This series will be six interactive cooking classes. The class will be divided into 4 teams which are headed up by Executive Chef Tre Wilcox, Executive Sous Chef Jermaine Brown (the best grill-man I know – ask him why he’s so pudgy though), Sous Chef Jason Skinner and Loft 610 Pastry Chef Kara Blair (formerly known as Red Girl the Bread Girl – if she’ll share some of her foccacia recipes, you are truly in luck (and send them to me b/c she won’t share with me)). Each team will spend the day preparing one of the 4 courses. At the end of the day (around 5:00 pm), all students are allowed one guest for dinner and wine. This usually turns into a bit of a party so prepare to have fun. The Loft 610 chefs will not teach the guests by using recipes, they will teach you techniques that are valuable and useful to be a great home cook. The cost of each class is $350 which will include a Loft 610 apron, hands on training, dinner and wine with a guest.
Jump for the joy of cooking.
Southwestern Cooking (March 21, 2010)
Let’s kick up the spice and break out the chilies. Learn the flavors of the Southwest, mixed with New Mexican, Native American and Spanish. As the spring rolls in and the temperature begins to rise, the Loft chefs will make it hot with plenty of spicy, contemporary Southwestern cuisine.
Thai and Japanese Food (April 11, 2010)

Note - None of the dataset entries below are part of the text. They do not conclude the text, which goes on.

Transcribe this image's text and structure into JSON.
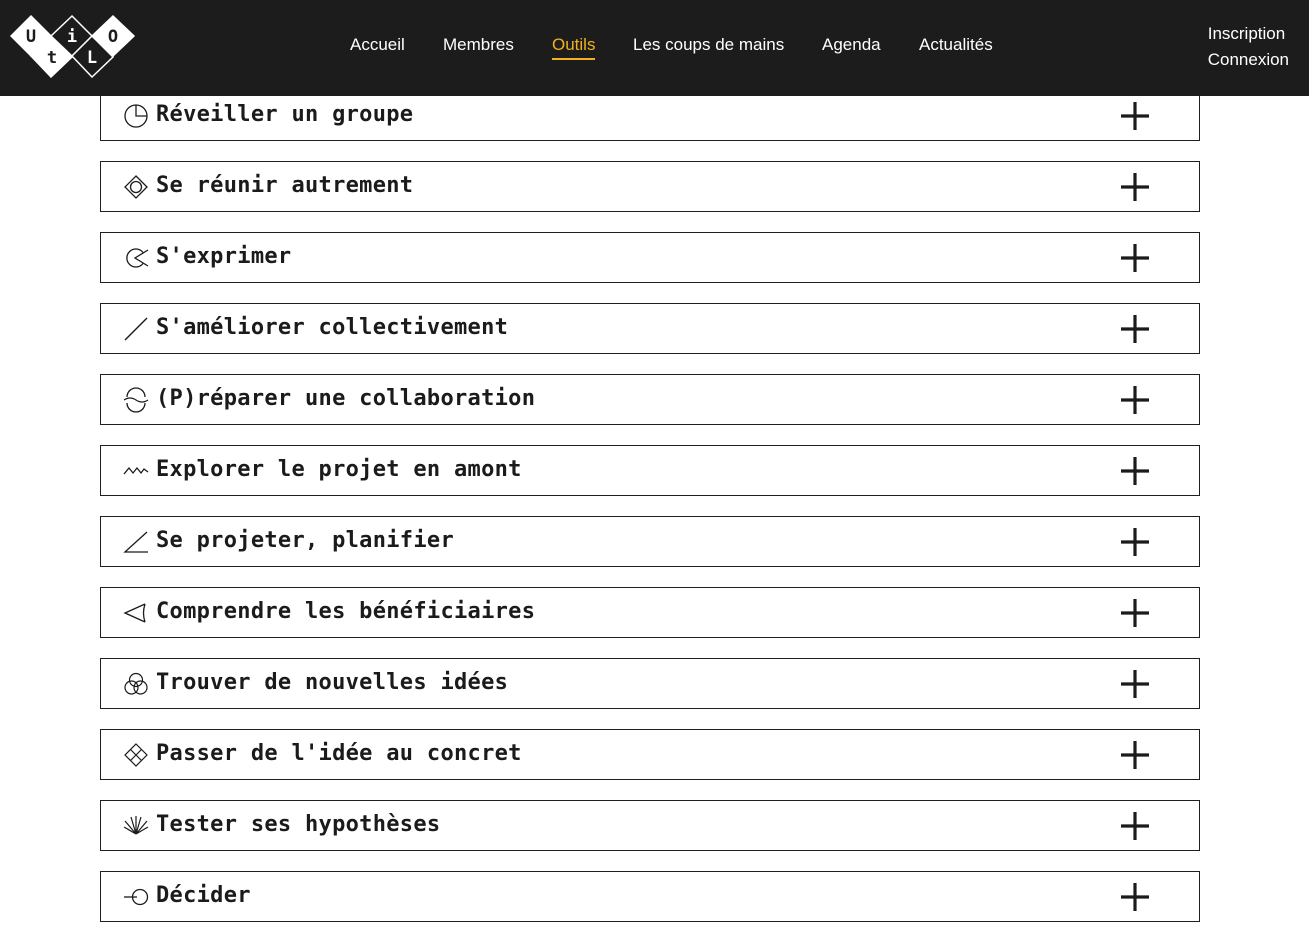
{
  "logo": {
    "letters": [
      "U",
      "t",
      "i",
      "L",
      "O"
    ]
  },
  "nav": {
    "items": [
      {
        "label": "Accueil",
        "active": false
      },
      {
        "label": "Membres",
        "active": false
      },
      {
        "label": "Outils",
        "active": true
      },
      {
        "label": "Les coups de mains",
        "active": false
      },
      {
        "label": "Agenda",
        "active": false
      },
      {
        "label": "Actualités",
        "active": false
      }
    ],
    "active_color": "#f2b01e"
  },
  "account": {
    "signup": "Inscription",
    "login": "Connexion"
  },
  "categories": [
    {
      "label": "Réveiller un groupe",
      "icon": "pie-clock-icon"
    },
    {
      "label": "Se réunir autrement",
      "icon": "diamond-circle-icon"
    },
    {
      "label": "S'exprimer",
      "icon": "circle-arrow-icon"
    },
    {
      "label": "S'améliorer collectivement",
      "icon": "diagonal-line-icon"
    },
    {
      "label": "(P)réparer une collaboration",
      "icon": "wave-circle-icon"
    },
    {
      "label": "Explorer le projet en amont",
      "icon": "zigzag-icon"
    },
    {
      "label": "Se projeter, planifier",
      "icon": "angle-icon"
    },
    {
      "label": "Comprendre les bénéficiaires",
      "icon": "cone-icon"
    },
    {
      "label": "Trouver de nouvelles idées",
      "icon": "venn-icon"
    },
    {
      "label": "Passer de l'idée au concret",
      "icon": "diamond-grid-icon"
    },
    {
      "label": "Tester ses hypothèses",
      "icon": "rays-icon"
    },
    {
      "label": "Décider",
      "icon": "line-circle-icon"
    }
  ],
  "colors": {
    "header_bg": "#1c1c1c",
    "border": "#1f1f1f",
    "text": "#1b1b1b"
  }
}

Master the flavors of Thailand and Japan with a cooking class that focuses on the unique cultural mix of these areas. Learn simple techniques in preparing raw fish dishes and cook ethnic cuisine using easily found ingredients. This class will also have a sake service.
Passion for Seafood (May 23, 2010)
Every summer the excitement in Alaska brews thousands of commercial and sport fishermen who travel from all over the world, chasing the legendary wild salmon. Chef Tre will have some of the finest salmon from the Copper River flown in for this special class. Salmon from the Copper River are renowned worldwide for their meat’s elegant red hue, health benefits and rich, savory flavor. There will be several other seafood items the chefs will be working with during this class.
Grilling, Smoking and Roasting (June 13, 2010)
This easy, fun and laid back class is all about hanging out by the grill and cold beer. Learn about grilling over the perfect fire, knowing when to grill or roast, cooking times and temperatures. The team of Chefs will share their secrets that even the experienced grillers can benefit from. Finger-licking baby back ribs and big boy steaks are sure to make the menu.
Summer in Greece (July 11, 2010)
Enjoy a class filled with authentic and modern Greek cuisine. This class will be featuring Mediterranean light style of eating. Chefs will use ingredients like tomatoes, squash blossoms and lamb to create wonderful dishes for the evening.